The increase, which will be formally announced in tomorrow’s federal budget, will see the tax on vehicles worth more than $57,000 increase from 25% to 33%. That would increase the price of a $100,000 vehicle by about $2600, according to estimates from Treasurer Wayne Swan.
Ben Haywood, sales manager at Melbourne Mercedes Benz dealership Barloworld Motors (Brighton), has slammed the tax increase as illogical, “particularly when there is no luxury tax on things like helicopters or boats”.
He expects the change will have a big impact on the luxury market, although the size and nature of that impact will depend on the timing of the change. If it is brought in from 1 July, Haywood is tipping a explosion in luxury car sales in the next two months, followed by a more quite period. If the increase is brought in immediately, luxury car sales will plummet immediately.
Either way, Haywood says the changes will cost dealers money, and that will eventually hurt ordinary automotive workers such as mechanics and technicians. “We simply won’t have any money for wages rises for the people the government says it is trying to help,” Haywood says.
But it won’t just be luxury vehicles from BMW, Mercedes Benz and Porsche that will be hit. Andrew McKellar, chief executive of the automotive industry’s peak body, the Federal Chamber of Automotive Industries, says that many family cars, including locally made Holden and Ford models, fit into the over-$57,000 category, because the threshold has not kept pace with increases in vehicle pricing. “This tax increase will hurt many families who are looking at buying a vehicle with the space and safety features they want. This tax is unnecessary and discriminatory and should be abolished altogether, certainly not increased.”
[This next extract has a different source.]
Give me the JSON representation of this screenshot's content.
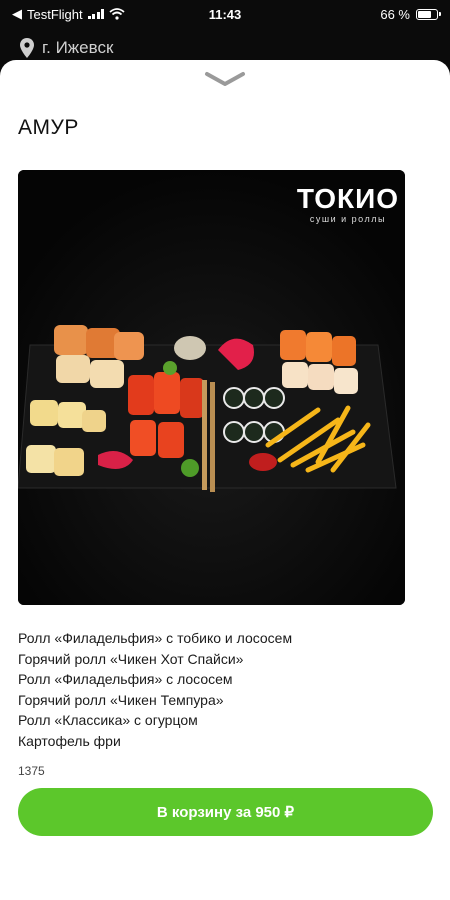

Shaun Swift, the managing director of listed dealer group Adtrans, says he is still trying to come to grips with exactly how the change will hurt his business. “It will have some impact, there’s no doubt about that.” While the impact on Adtrans will be limited because it does not distribute any luxury brands, Swift says tax increases are never good for the sales industry. “It certainly doesn’t help us.”